On International Women’s Day, a new study has highlighted the effects of the gender pay gap on today’s generation.
As reported by The Mirror, the report found that rising debt, lower earnings and a lack of confidence when it comes to dealing with financial matters are putting young women at greater risk of being in poverty when they retire.
On average, men in the UK earn 18.4% more than women and the study by the Chartered Institute Insurance highlights the knock on effects of that unfair pay on today’s generation.
It found that student debt has almost doubled between 2001 and 2017. However, women are less likely than men to be able to repay those debts within a 30-year period because their earnings are lower, making it harder to save for their futures; and that’s before you even factor in loans, credit cards and overdraft debt.
Female teachers, social workers, nurses and midwives are all expected to have between £29,000 and £49,000 in outstanding debt after 30 years in work.
As well as having higher levels of consumer debt, women are also less able to repay it. The report blamed this on an ongoing gender pay gap, an increased chance of taking a career break to raise children and then returning to work in a lower paid job.
Although the pay gap is falling, at the current rate it’ll be more than 40 years until equal pay is achieved.
Jane Portas, lead author of the report, Insuring Women’s Futures Committee lead on Women’s Risks in Life and PwC Partner, said: “Women continue to have a fundamental lack of financial resilience to the risks they face in life.
“Many of the issues leading to women’s exposure to risk are deep rooted in society and will only get worse for the next generation unless we act now.

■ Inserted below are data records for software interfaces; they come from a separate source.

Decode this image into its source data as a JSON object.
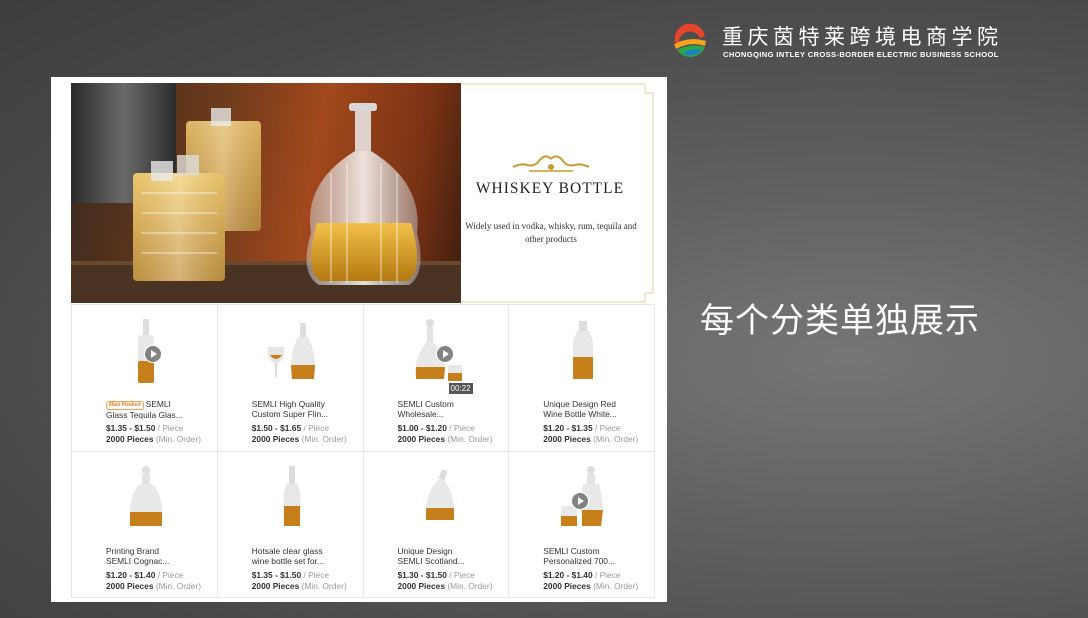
{
  "header": {
    "school_name_cn": "重庆茵特莱跨境电商学院",
    "school_name_en": "CHONGQING INTLEY CROSS-BORDER ELECTRIC BUSINESS SCHOOL"
  },
  "caption": "每个分类单独展示",
  "banner": {
    "title": "WHISKEY BOTTLE",
    "description": "Widely used in vodka, whisky, rum, tequila and other products"
  },
  "products": [
    {
      "badge": "Main Product",
      "name": "SEMLI Glass Tequila Glas...",
      "price": "$1.35 - $1.50",
      "unit": "/ Piece",
      "moq": "2000 Pieces",
      "moq_note": "(Min. Order)",
      "video": true,
      "duration": ""
    },
    {
      "badge": "",
      "name": "SEMLI High Quality Custom Super Flin...",
      "price": "$1.50 - $1.65",
      "unit": "/ Piece",
      "moq": "2000 Pieces",
      "moq_note": "(Min. Order)",
      "video": false,
      "duration": ""
    },
    {
      "badge": "",
      "name": "SEMLI Custom Wholesale...",
      "price": "$1.00 - $1.20",
      "unit": "/ Piece",
      "moq": "2000 Pieces",
      "moq_note": "(Min. Order)",
      "video": true,
      "duration": "00:22"
    },
    {
      "badge": "",
      "name": "Unique Design Red Wine Bottle White...",
      "price": "$1.20 - $1.35",
      "unit": "/ Piece",
      "moq": "2000 Pieces",
      "moq_note": "(Min. Order)",
      "video": false,
      "duration": ""
    },
    {
      "badge": "",
      "name": "Printing Brand SEMLI Cognac...",
      "price": "$1.20 - $1.40",
      "unit": "/ Piece",
      "moq": "2000 Pieces",
      "moq_note": "(Min. Order)",
      "video": false,
      "duration": ""
    },
    {
      "badge": "",
      "name": "Hotsale clear glass wine bottle set for...",
      "price": "$1.35 - $1.50",
      "unit": "/ Piece",
      "moq": "2000 Pieces",
      "moq_note": "(Min. Order)",
      "video": false,
      "duration": ""
    },
    {
      "badge": "",
      "name": "Unique Design SEMLI Scotland...",
      "price": "$1.30 - $1.50",
      "unit": "/ Piece",
      "moq": "2000 Pieces",
      "moq_note": "(Min. Order)",
      "video": false,
      "duration": ""
    },
    {
      "badge": "",
      "name": "SEMLI Custom Personalized 700...",
      "price": "$1.20 - $1.40",
      "unit": "/ Piece",
      "moq": "2000 Pieces",
      "moq_note": "(Min. Order)",
      "video": true,
      "duration": ""
    }
  ]
}
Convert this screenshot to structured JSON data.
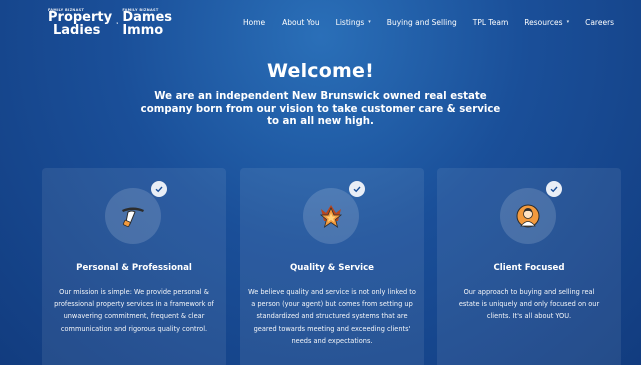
{
  "brand": {
    "left_tiny": "FAMILY BIZNAST",
    "left_line1": "Property",
    "left_line2": "Ladies",
    "right_tiny": "FAMILY BIZNAST",
    "right_line1": "Dames",
    "right_line2": "Immo",
    "icon": "house-logo-icon"
  },
  "nav": {
    "items": [
      {
        "label": "Home",
        "dropdown": false
      },
      {
        "label": "About You",
        "dropdown": false
      },
      {
        "label": "Listings",
        "dropdown": true
      },
      {
        "label": "Buying and Selling",
        "dropdown": false
      },
      {
        "label": "TPL Team",
        "dropdown": false
      },
      {
        "label": "Resources",
        "dropdown": true
      },
      {
        "label": "Careers",
        "dropdown": false
      }
    ],
    "caret_glyph": "▾"
  },
  "hero": {
    "title": "Welcome!",
    "subtitle": "We are an independent New Brunswick owned real estate company born from our vision to take customer care & service to an all new high."
  },
  "cards": [
    {
      "title": "Personal & Professional",
      "icon": "serving-tray-hand-icon",
      "body": "Our mission is simple: We provide personal & professional property services in a framework of unwavering commitment, frequent & clear communication and rigorous quality control."
    },
    {
      "title": "Quality & Service",
      "icon": "star-badge-icon",
      "body": "We believe quality and service is not only linked to a person (your agent) but comes from setting up standardized and structured systems that are geared towards meeting and exceeding clients' needs and expectations."
    },
    {
      "title": "Client Focused",
      "icon": "client-person-icon",
      "body": "Our approach to buying and selling real estate is uniquely and only focused on our clients. It's all about YOU."
    }
  ],
  "colors": {
    "background_top": "#2a6fb8",
    "background_bottom": "#123c7f",
    "icon_orange": "#f39a3d",
    "check_bg": "#e9eef6"
  }
}
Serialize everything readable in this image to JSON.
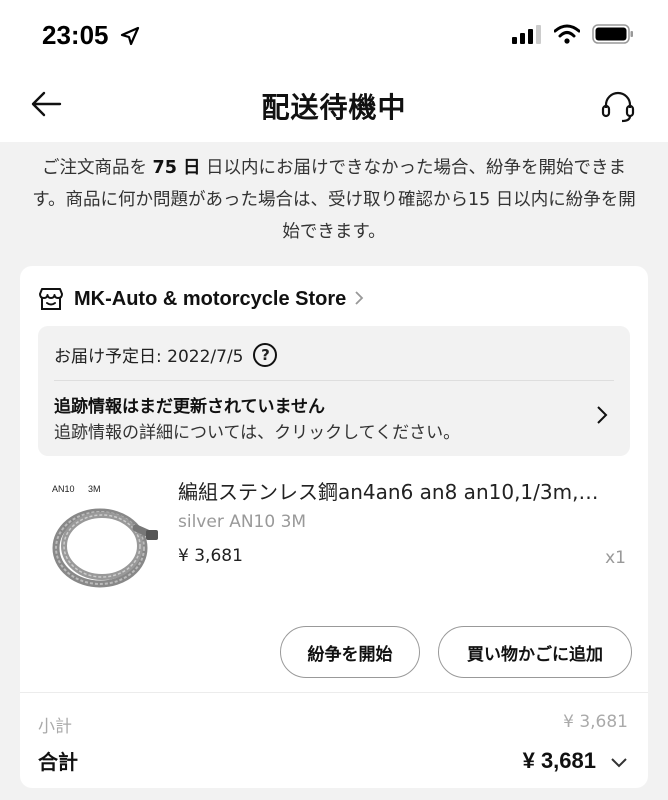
{
  "status_bar": {
    "time": "23:05",
    "icons": [
      "location-arrow-icon",
      "signal-icon",
      "wifi-icon",
      "battery-icon"
    ]
  },
  "header": {
    "title": "配送待機中",
    "back_icon": "back-arrow-icon",
    "support_icon": "headset-icon"
  },
  "notice": {
    "part1": "ご注文商品を ",
    "days_bold": "75 日",
    "part2": " 日以内にお届けできなかった場合、紛争を開始できます。商品に何か問題があった場合は、受け取り確認から15 日以内に紛争を開始できます。"
  },
  "order": {
    "store_name": "MK-Auto & motorcycle Store",
    "eta_label": "お届け予定日: 2022/7/5",
    "tracking_title": "追跡情報はまだ更新されていません",
    "tracking_sub": "追跡情報の詳細については、クリックしてください。",
    "product": {
      "image_label_1": "AN10",
      "image_label_2": "3M",
      "title": "編組ステンレス鋼an4an6 an8 an10,1/3m,…",
      "variant": "silver AN10 3M",
      "price": "¥ 3,681",
      "quantity": "x1"
    },
    "buttons": {
      "dispute": "紛争を開始",
      "add_to_cart": "買い物かごに追加"
    },
    "subtotal_label": "小計",
    "subtotal_value": "¥ 3,681",
    "total_label": "合計",
    "total_value": "¥ 3,681"
  }
}
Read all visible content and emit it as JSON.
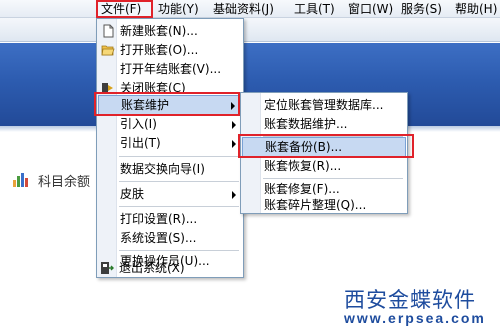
{
  "menubar": {
    "items": [
      {
        "label": "文件(F)",
        "key": "file"
      },
      {
        "label": "功能(Y)",
        "key": "func"
      },
      {
        "label": "基础资料(J)",
        "key": "base"
      },
      {
        "label": "工具(T)",
        "key": "tools"
      },
      {
        "label": "窗口(W)",
        "key": "window"
      },
      {
        "label": "服务(S)",
        "key": "service"
      },
      {
        "label": "帮助(H)",
        "key": "help"
      }
    ]
  },
  "file_menu": {
    "items": [
      {
        "label": "新建账套(N)...",
        "icon": "new-file-icon"
      },
      {
        "label": "打开账套(O)...",
        "icon": "open-folder-icon"
      },
      {
        "label": "打开年结账套(V)...",
        "icon": ""
      },
      {
        "label": "关闭账套(C)",
        "icon": "close-ledger-icon"
      },
      {
        "label": "账套维护",
        "icon": "",
        "submenu": true
      },
      {
        "label": "引入(I)",
        "icon": "",
        "submenu": true
      },
      {
        "label": "引出(T)",
        "icon": "",
        "submenu": true
      },
      {
        "label": "数据交换向导(I)",
        "icon": ""
      },
      {
        "label": "皮肤",
        "icon": "",
        "submenu": true
      },
      {
        "label": "打印设置(R)...",
        "icon": ""
      },
      {
        "label": "系统设置(S)...",
        "icon": ""
      },
      {
        "label": "更换操作员(U)...",
        "icon": ""
      },
      {
        "label": "退出系统(X)",
        "icon": "exit-icon"
      }
    ]
  },
  "ledger_submenu": {
    "items": [
      {
        "label": "定位账套管理数据库..."
      },
      {
        "label": "账套数据维护..."
      },
      {
        "label": "账套备份(B)..."
      },
      {
        "label": "账套恢复(R)..."
      },
      {
        "label": "账套修复(F)..."
      },
      {
        "label": "账套碎片整理(Q)..."
      }
    ]
  },
  "desktop": {
    "item_label": "科目余额"
  },
  "brand": {
    "name": "西安金蝶软件",
    "url": "www.erpsea.com"
  },
  "colors": {
    "highlight_red": "#e0222a",
    "band_blue": "#2d5cb0",
    "brand_blue": "#1e4c9e"
  }
}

We need to find new ways of educating and engaging young women and put policies in place that support them throughout their life.
“As a society, we need to improve women’s risk protection, economic independence and financial resilience, improving the financial future for us all.”
Young women are more likely to save than men but their financial circumstances means they’re not able to save as much.
1.5m 25-34 year old women have an individual savings account (ISA), compared to 1.38m men, but the average ISA balance of a woman in this age group is £5,118, compared to £6,180 for men. That means that by 65, men are likely to have saved five times more into a pension then women.
Worryingly, the average woman aged 25-39 also has £926 on credit and store cards, as opposed to £790 for men.
Total debts across 15-24 year olds grew by over 200% between 2006 and 2012 – 10 times faster than average debts of the wider population.